§ **Instructions to follow**
Repeat the data verbatim.

Records from a data collection
++++++

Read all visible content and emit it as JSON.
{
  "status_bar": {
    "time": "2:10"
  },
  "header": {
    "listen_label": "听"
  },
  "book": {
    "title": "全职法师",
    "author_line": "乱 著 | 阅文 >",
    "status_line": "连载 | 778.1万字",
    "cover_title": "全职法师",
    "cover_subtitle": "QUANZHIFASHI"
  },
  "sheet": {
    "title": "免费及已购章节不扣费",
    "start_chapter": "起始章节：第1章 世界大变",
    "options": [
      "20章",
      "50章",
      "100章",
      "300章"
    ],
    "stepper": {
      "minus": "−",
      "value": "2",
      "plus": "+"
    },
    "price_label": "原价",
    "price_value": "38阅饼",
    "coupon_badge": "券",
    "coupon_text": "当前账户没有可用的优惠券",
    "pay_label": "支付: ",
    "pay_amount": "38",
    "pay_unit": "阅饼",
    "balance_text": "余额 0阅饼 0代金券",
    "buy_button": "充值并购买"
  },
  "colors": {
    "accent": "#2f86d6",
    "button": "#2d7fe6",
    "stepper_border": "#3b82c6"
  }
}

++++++

§ **Output for this task**
Read all visible content and emit it as JSON.
{
  "status_bar": {
    "time": "2:10"
  },
  "header": {
    "listen_label": "听"
  },
  "book": {
    "title": "全职法师",
    "author_line": "乱 著 | 阅文 >",
    "status_line": "连载 | 778.1万字",
    "cover_title": "全职法师",
    "cover_subtitle": "QUANZHIFASHI"
  },
  "sheet": {
    "title": "免费及已购章节不扣费",
    "start_chapter": "起始章节：第1章 世界大变",
    "options": [
      "20章",
      "50章",
      "100章",
      "300章"
    ],
    "stepper": {
      "minus": "−",
      "value": "2",
      "plus": "+"
    },
    "price_label": "原价",
    "price_value": "38阅饼",
    "coupon_badge": "券",
    "coupon_text": "当前账户没有可用的优惠券",
    "pay_label": "支付: ",
    "pay_amount": "38",
    "pay_unit": "阅饼",
    "balance_text": "余额 0阅饼 0代金券",
    "buy_button": "充值并购买"
  },
  "colors": {
    "accent": "#2f86d6",
    "button": "#2d7fe6",
    "stepper_border": "#3b82c6"
  }
}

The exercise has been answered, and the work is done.